Compared to the 2019 averages, significantly fewer children achieved the expected levels, with the largest gap for Literacy.

Principal investigator Dr Hannah Nash, from the University of Leeds’ School of Psychology, said: “Disruptions to learning at reception level during the pandemic have left large groups of children showing a lack of progress in their education.

Studies are now starting to see how lockdown has affected learning. Picture: Getty Images

"A third of children made no progress at all in literacy and mathematics during the first lockdown. These stark results mean it is vital that this cohort of children and their families must be properly supported as they progress through primary school, as it is likely they will have greater and more varied needs.

"Schools must also be provided with sufficient time and resources to be able to do this.”

The majority of children in the sample (95 per cent) were at home during the March-June 2020 period of school disruption, and in June almost half of the children returned to school. In the best-case scenario, if schools reopened, reception children had missed around 7 weeks of normal schooling. In the worst-case scenario, this increased to 14 weeks.

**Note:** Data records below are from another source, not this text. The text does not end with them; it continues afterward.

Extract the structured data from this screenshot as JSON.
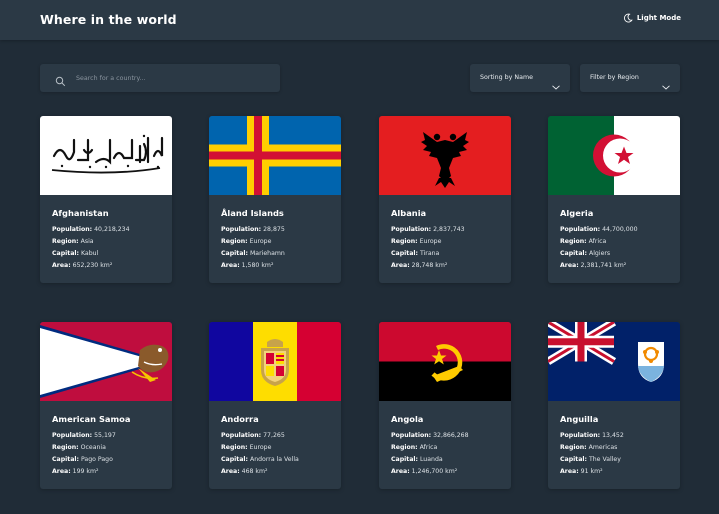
{
  "header": {
    "title": "Where in the world",
    "mode_label": "Light Mode",
    "mode_icon": "moon-icon"
  },
  "search": {
    "placeholder": "Search for a country...",
    "icon": "search-icon"
  },
  "sort": {
    "label": "Sorting by Name",
    "icon": "chevron-down-icon"
  },
  "filter": {
    "label": "Filter by Region",
    "icon": "chevron-down-icon"
  },
  "labels": {
    "population": "Population:",
    "region": "Region:",
    "capital": "Capital:",
    "area": "Area:"
  },
  "colors": {
    "background": "#202c37",
    "surface": "#2b3945",
    "text": "#ffffff"
  },
  "countries": [
    {
      "name": "Afghanistan",
      "population": "40,218,234",
      "region": "Asia",
      "capital": "Kabul",
      "area": "652,230 km²"
    },
    {
      "name": "Åland Islands",
      "population": "28,875",
      "region": "Europe",
      "capital": "Mariehamn",
      "area": "1,580 km²"
    },
    {
      "name": "Albania",
      "population": "2,837,743",
      "region": "Europe",
      "capital": "Tirana",
      "area": "28,748 km²"
    },
    {
      "name": "Algeria",
      "population": "44,700,000",
      "region": "Africa",
      "capital": "Algiers",
      "area": "2,381,741 km²"
    },
    {
      "name": "American Samoa",
      "population": "55,197",
      "region": "Oceania",
      "capital": "Pago Pago",
      "area": "199 km²"
    },
    {
      "name": "Andorra",
      "population": "77,265",
      "region": "Europe",
      "capital": "Andorra la Vella",
      "area": "468 km²"
    },
    {
      "name": "Angola",
      "population": "32,866,268",
      "region": "Africa",
      "capital": "Luanda",
      "area": "1,246,700 km²"
    },
    {
      "name": "Anguilla",
      "population": "13,452",
      "region": "Americas",
      "capital": "The Valley",
      "area": "91 km²"
    }
  ]
}
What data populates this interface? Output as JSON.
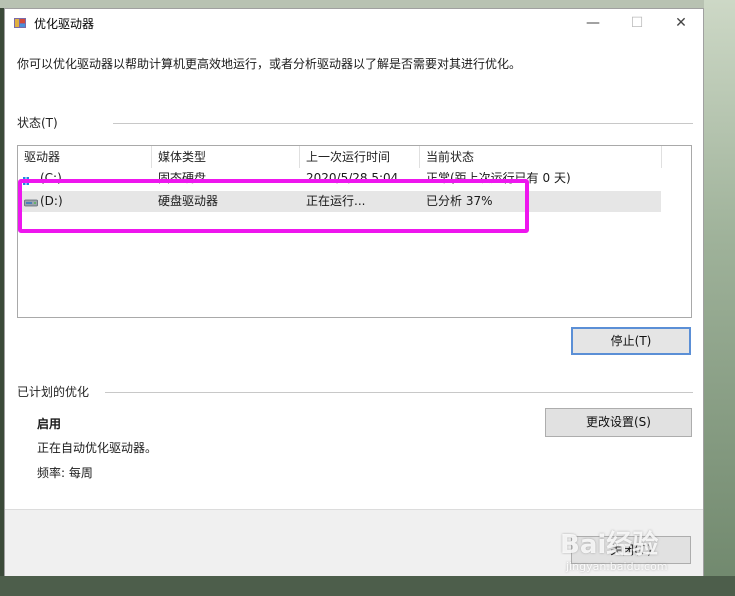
{
  "window": {
    "title": "优化驱动器",
    "controls": {
      "minimize": "—",
      "maximize": "☐",
      "close": "✕"
    }
  },
  "intro_text": "你可以优化驱动器以帮助计算机更高效地运行，或者分析驱动器以了解是否需要对其进行优化。",
  "status_section": {
    "label": "状态(T)",
    "columns": [
      "驱动器",
      "媒体类型",
      "上一次运行时间",
      "当前状态"
    ],
    "rows": [
      {
        "drive": "(C:)",
        "media": "固态硬盘",
        "last_run": "2020/5/28 5:04",
        "state": "正常(距上次运行已有 0 天)"
      },
      {
        "drive": "(D:)",
        "media": "硬盘驱动器",
        "last_run": "正在运行...",
        "state": "已分析 37%"
      }
    ],
    "stop_button": "停止(T)"
  },
  "scheduled_section": {
    "label": "已计划的优化",
    "status": "启用",
    "description": "正在自动优化驱动器。",
    "frequency": "频率: 每周",
    "change_settings_button": "更改设置(S)"
  },
  "footer": {
    "close_button": "关闭(C)"
  },
  "watermark": {
    "brand": "Bai经验",
    "site": "jingyan.baidu.com"
  },
  "colors": {
    "highlight": "#ee16ee",
    "default_button_border": "#5b8fd6",
    "selected_row": "#e6e6e6"
  }
}
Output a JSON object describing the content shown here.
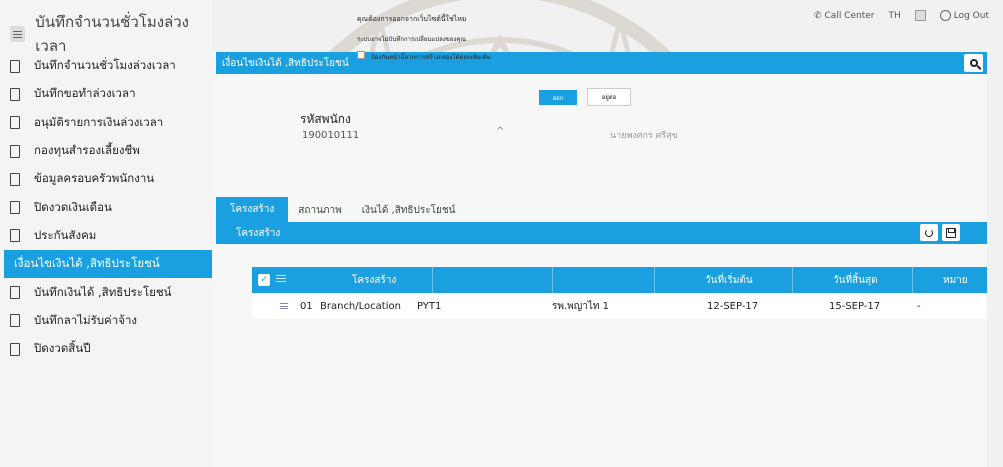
{
  "sidebar": {
    "title": "บันทึกจำนวนชั่วโมงล่วงเวลา",
    "items": [
      {
        "label": "บันทึกจำนวนชั่วโมงล่วงเวลา"
      },
      {
        "label": "บันทึกขอทำล่วงเวลา"
      },
      {
        "label": "อนุมัติรายการเงินล่วงเวลา"
      },
      {
        "label": "กองทุนสำรองเลี้ยงชีพ"
      },
      {
        "label": "ข้อมูลครอบครัวพนักงาน"
      },
      {
        "label": "ปิดงวดเงินเดือน"
      },
      {
        "label": "ประกันสังคม"
      },
      {
        "label": "เงื่อนไขเงินได้ ,สิทธิประโยชน์"
      },
      {
        "label": "บันทึกเงินได้ ,สิทธิประโยชน์"
      },
      {
        "label": "บันทึกลาไม่รับค่าจ้าง"
      },
      {
        "label": "ปิดงวดสิ้นปี"
      }
    ],
    "active_index": 7
  },
  "topbar": {
    "call_center": "Call Center",
    "language": "TH",
    "logout": "Log Out"
  },
  "dialog": {
    "message": "คุณต้องการออกจากเว็บไซต์นี้ใช่ไหม",
    "submessage": "ระบบอาจไม่บันทึกการเปลี่ยนแปลงของคุณ",
    "checkbox_label": "ป้องกันหน้านี้จากการสร้างกล่องโต้ตอบเพิ่มเติม",
    "ok_label": "ออก",
    "cancel_label": "อยู่ต่อ"
  },
  "main": {
    "title": "เงื่อนไขเงินได้ ,สิทธิประโยชน์",
    "employee_label": "รหัสพนักง",
    "employee_id": "190010111",
    "employee_name": "นายพงศกร ศรีสุข",
    "tabs": [
      "โครงสร้าง",
      "สถานภาพ",
      "เงินได้ ,สิทธิประโยชน์"
    ],
    "active_tab": 0,
    "section_title": "โครงสร้าง",
    "table": {
      "columns": [
        "โครงสร้าง",
        "",
        "",
        "วันที่เริ่มต้น",
        "วันที่สิ้นสุด",
        "หมาย"
      ],
      "rows": [
        {
          "code": "01",
          "structure": "Branch/Location",
          "value": "PYT1",
          "name": "รพ.พญาไท 1",
          "start": "12-SEP-17",
          "end": "15-SEP-17",
          "note": "-"
        }
      ]
    }
  },
  "colors": {
    "accent": "#1aa0e0",
    "sidebar_bg": "#f4f4f4",
    "page_bg": "#f1f1f1"
  }
}
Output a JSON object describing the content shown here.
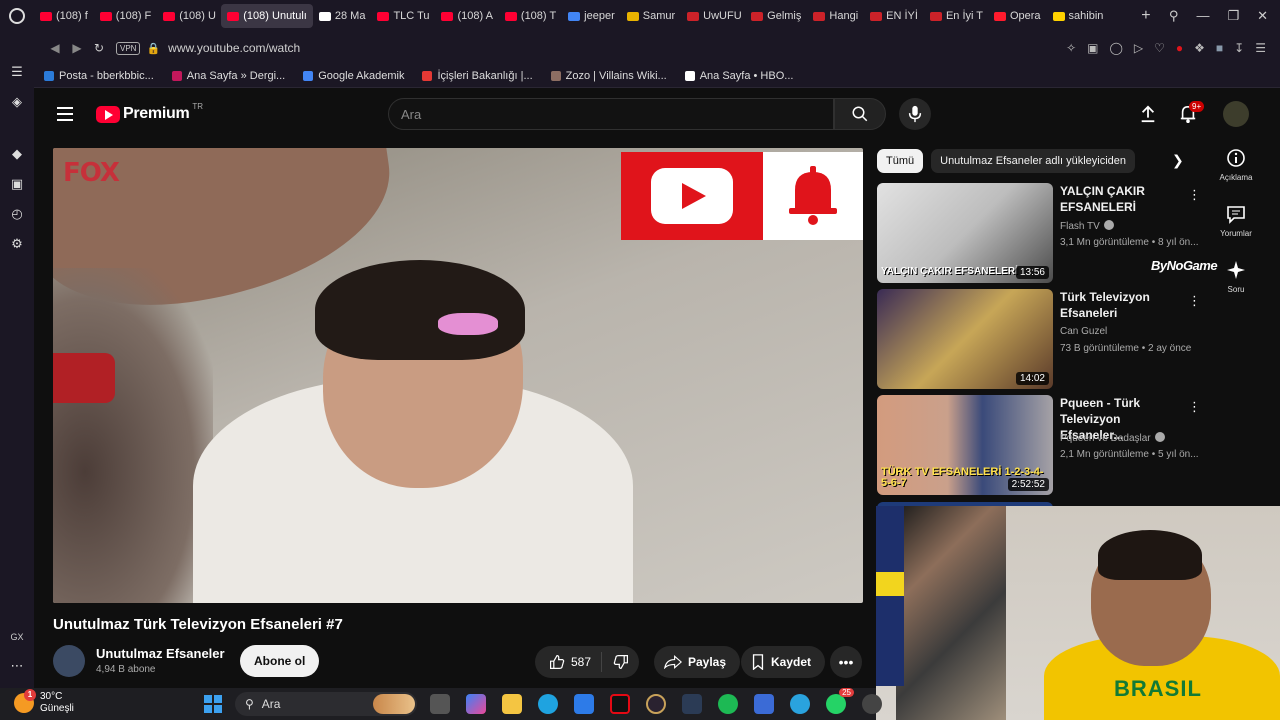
{
  "browser": {
    "tabs": [
      {
        "label": "(108) f",
        "color": "#ff0033"
      },
      {
        "label": "(108) F",
        "color": "#ff0033"
      },
      {
        "label": "(108) U",
        "color": "#ff0033"
      },
      {
        "label": "(108) Unutulı",
        "color": "#ff0033",
        "active": true
      },
      {
        "label": "28 Ma",
        "color": "#ffffff"
      },
      {
        "label": "TLC Tu",
        "color": "#ff0033"
      },
      {
        "label": "(108) A",
        "color": "#ff0033"
      },
      {
        "label": "(108) T",
        "color": "#ff0033"
      },
      {
        "label": "jeeper",
        "color": "#4285f4"
      },
      {
        "label": "Samur",
        "color": "#e9b300"
      },
      {
        "label": "UwUFU",
        "color": "#cc2229"
      },
      {
        "label": "Gelmiş",
        "color": "#cc2229"
      },
      {
        "label": "Hangi",
        "color": "#cc2229"
      },
      {
        "label": "EN İYİ",
        "color": "#cc2229"
      },
      {
        "label": "En İyi T",
        "color": "#cc2229"
      },
      {
        "label": "Opera",
        "color": "#ff1b2d"
      },
      {
        "label": "sahibin",
        "color": "#ffd200"
      }
    ],
    "new_tab": "+",
    "url": "www.youtube.com/watch",
    "vpn_label": "VPN",
    "bookmarks": [
      {
        "label": "Posta - bberkbbic...",
        "color": "#2b7bd9"
      },
      {
        "label": "Ana Sayfa » Dergi...",
        "color": "#c2185b"
      },
      {
        "label": "Google Akademik",
        "color": "#4285f4"
      },
      {
        "label": "İçişleri Bakanlığı |...",
        "color": "#e53935"
      },
      {
        "label": "Zozo | Villains Wiki...",
        "color": "#8d6e63"
      },
      {
        "label": "Ana Sayfa • HBO...",
        "color": "#ffffff"
      }
    ],
    "sidebar_gx": "GX"
  },
  "youtube": {
    "logo_text": "Premium",
    "country_code": "TR",
    "search_placeholder": "Ara",
    "notification_count": "9+",
    "video": {
      "overlay_logo": "FOX",
      "title": "Unutulmaz Türk Televizyon Efsaneleri #7",
      "channel": "Unutulmaz Efsaneler",
      "subscribers": "4,94 B abone",
      "subscribe_label": "Abone ol",
      "likes": "587",
      "share_label": "Paylaş",
      "save_label": "Kaydet"
    },
    "chips": [
      {
        "label": "Tümü",
        "active": true
      },
      {
        "label": "Unutulmaz Efsaneler adlı yükleyiciden",
        "active": false
      }
    ],
    "recommendations": [
      {
        "title": "YALÇIN ÇAKIR EFSANELERİ",
        "channel": "Flash TV",
        "verified": true,
        "meta": "3,1 Mn görüntüleme • 8 yıl ön...",
        "duration": "13:56",
        "thumb_caption": "YALÇIN ÇAKIR EFSANELERİ"
      },
      {
        "title": "Türk Televizyon Efsaneleri",
        "channel": "Can Guzel",
        "verified": false,
        "meta": "73 B görüntüleme • 2 ay önce",
        "duration": "14:02",
        "thumb_caption": ""
      },
      {
        "title": "Pqueen - Türk Televizyon Efsaneler...",
        "channel": "Pqueen ve Dadaşlar",
        "verified": true,
        "meta": "2,1 Mn görüntüleme • 5 yıl ön...",
        "duration": "2:52:52",
        "thumb_caption": "TÜRK TV EFSANELERİ 1-2-3-4-5-6-7"
      }
    ],
    "rail": [
      {
        "label": "Açıklama",
        "icon": "info-icon"
      },
      {
        "label": "Yorumlar",
        "icon": "comments-icon"
      },
      {
        "label": "Soru",
        "icon": "sparkle-icon"
      }
    ],
    "sponsor_overlay": "ByNoGame"
  },
  "webcam": {
    "shirt_text": "BRASIL"
  },
  "taskbar": {
    "temperature": "30°C",
    "weather": "Güneşli",
    "weather_badge": "1",
    "search_placeholder": "Ara",
    "whatsapp_badge": "25"
  }
}
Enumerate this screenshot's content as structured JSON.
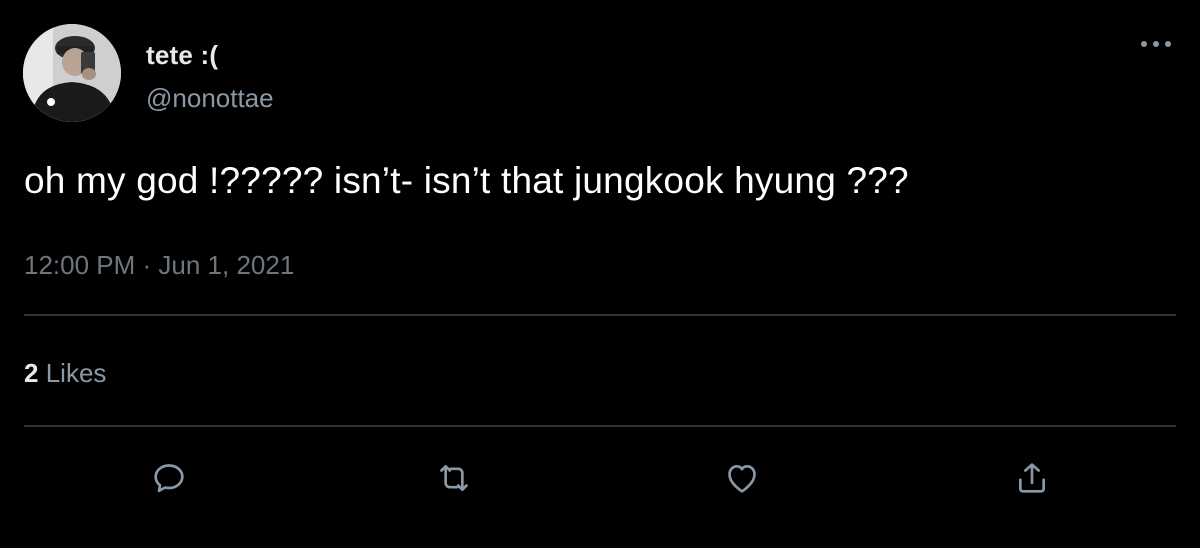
{
  "author": {
    "display_name": "tete :(",
    "handle": "@nonottae"
  },
  "tweet": {
    "text": "oh my god !????? isn’t- isn’t that jungkook hyung ???",
    "timestamp": "12:00 PM · Jun 1, 2021"
  },
  "stats": {
    "likes_count": "2",
    "likes_label": "Likes"
  },
  "actions": {
    "reply_icon": "reply-icon",
    "retweet_icon": "retweet-icon",
    "like_icon": "heart-icon",
    "share_icon": "share-icon",
    "more_icon": "more-icon"
  },
  "colors": {
    "background": "#000000",
    "primary_text": "#e7e9ea",
    "secondary_text": "#8b98a5",
    "icon": "#8b98a5",
    "divider": "#2f3336"
  }
}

In PSED 15.4 per cent made no progress, 65.3 per cent made some progress; 15.4 per cent made much; for Communication and Language, 24.4per cent made no progress; 62.7 per cent made some; 12.8 per cent made much; in Maths 33.4 per cent made no progress, 57.7 per cent made some and 8.9 per cent made much; Literacy findings showed 39.1 per cent made no progress, 50.2 per cent made some and 10.8 per cent made much.

As well has having a supportive family network that was conducive to learning at home, other factors have been attributed to the level of progress.

The report says in schools that provided more resources, children made more progress in EYFSP goals, in schools that provided new activities too often, children made less progress in EYFSP goals and the provision of hard copy reading books was strongly associated with better progress in reading book band levels.

Older children made more progress than younger children, children with special educational needs and disabilities made less progress as did children from more disadvantaged backgrounds.

Following the compiling of the report, the project has set out a series of recommendations that looks at 'catch-up' support and the 'expectations' of attainment.

The report says: "It is clear that the number of children requiring 'catch up' support extends beyond those from socio-economically disadvantaged backgrounds and those with SEND. Schools will need sufficient time and resources to fully support this cohort of children as they progress through primary school. In the event of future school disruption, we recommend that schools provide a range of resources, to allow families of young children to select those best fitting their needs, and more physical resources including hard copy reading books.

"A priority needs to be ensuring that children who would typically receive additional classroom support continue to receive some form of additional support during periods of home learning. This might mean increased investment in teaching assistants, developing a bank of differentiated resources that can be shared with home, and remote delivery of individual and small-group intervention programmes.

"Children who were in reception during the first round of school closures in Spring 2020 have significant gaps in the skills and knowledge that form the foundation for later learning. Consideration needs to be given to expectations of attainment in KS1: the focus should not be on moving these children along too quickly when there are gaps in their skills and knowledge that need to be filled."

The university based its findings upon requesting current data for children in year 1 and retrospective data from when the same children were in reception in March 2020, as survey of schools on their remote learning provision during the first lockdown and a survey of parents on their home learning experiences.

The research team has recently collected a second round of data concerning school provision, home learning and children's progress during the second lockdown in Winter 2020 and findings will be reported in due course.